Leaders can lead by example by promoting a healthy dose of working hours and showing that personal life matters. Flexible work hours, remote work options, and encouraging the use of paid time off can significantly reduce employee burnout and stress levels. It is not about “work-life-balance, as “The problem with ‘balance’ is that it’s based on the idea that work and life, well-being and productivity, are on opposite sides. But, in fact, they’re on the same side, so they don't need to be balanced."- Arianna Huffington, founder of Thrive Global. When personal preferences are acknowledged by leaders as long as the work gets done, the more job satisfaction employees will exhibit.
5. Mental Health Support
Supporting employees' mental health isn't just the right thing to do, it is also good for business. Dr. Mark Attridge, psychologist and consultant, says that companies that prioritize mental health experience increased productivity and employee loyalty..
Offering employee assistance programs (EAPs) or digital mental health solutions, such as the service of Likeminded, and access to mental health professionals can provide tremendous support to individuals facing mental health challenges. EAPs have reduced absenteeism by nearly 70% in the US, according to the Human Resources Director Magazine.
Competence in leadership is not solely about guiding an organization towards success; it also involves fostering a culture that prioritizes mental health and well-being in order to generate results. Leaders who show positive qualities to promote mental well-being contribute significantly to the overall productivity of their teams. By recognizing and addressing symptoms of mental distress, showing empathy, and providing resources for mental health support, leaders can positively impact the lives of their employees and can count on their teams, just like they can count on their leaders.
When mental health is prioritized, a thriving and successful organization can maintain itself in the long run.
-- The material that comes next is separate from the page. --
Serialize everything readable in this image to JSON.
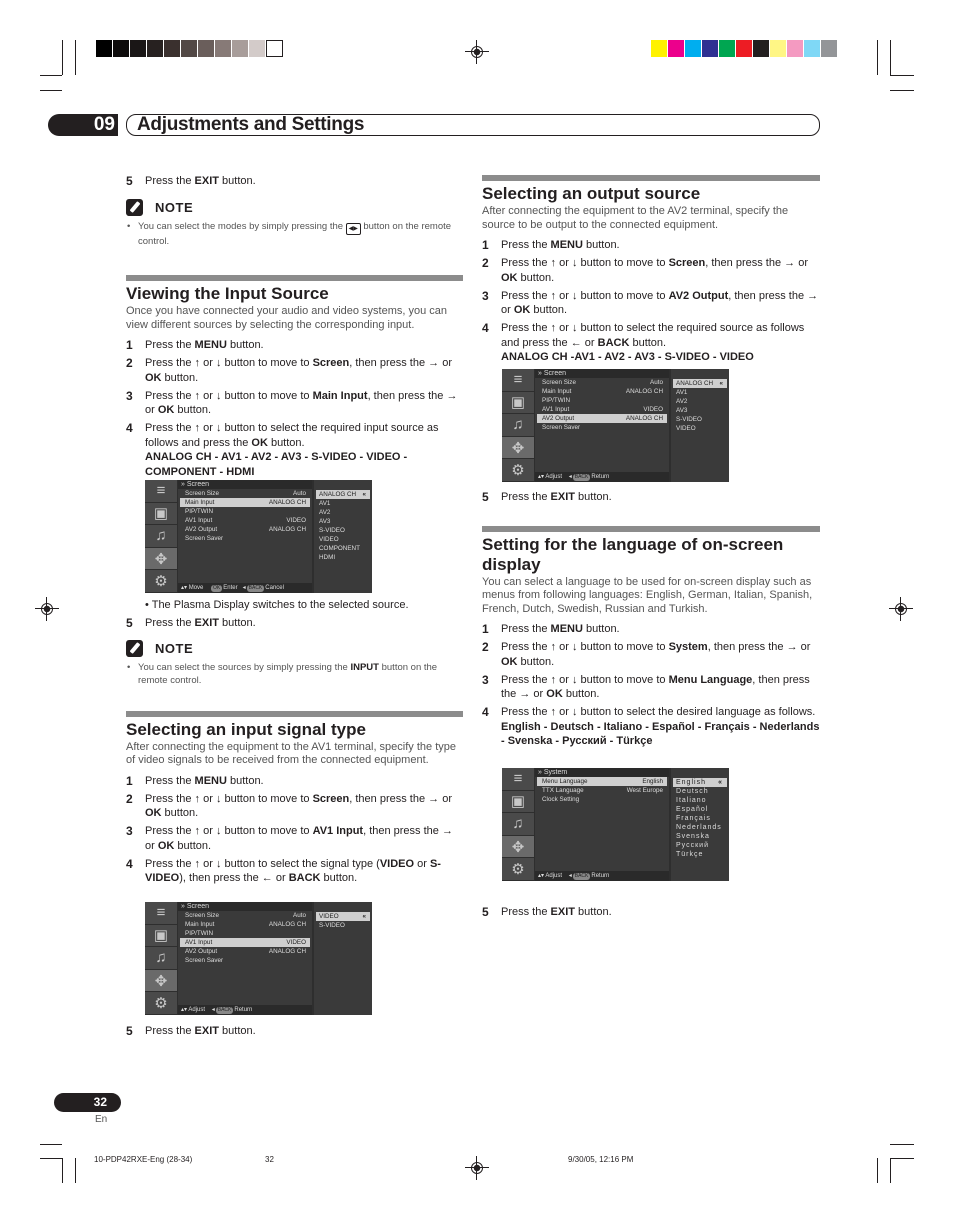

As we move forward, let us remember that leadership goes beyond professional competence but, when choosing the correct leaders, creates a mentally healthy and prosperous workplace.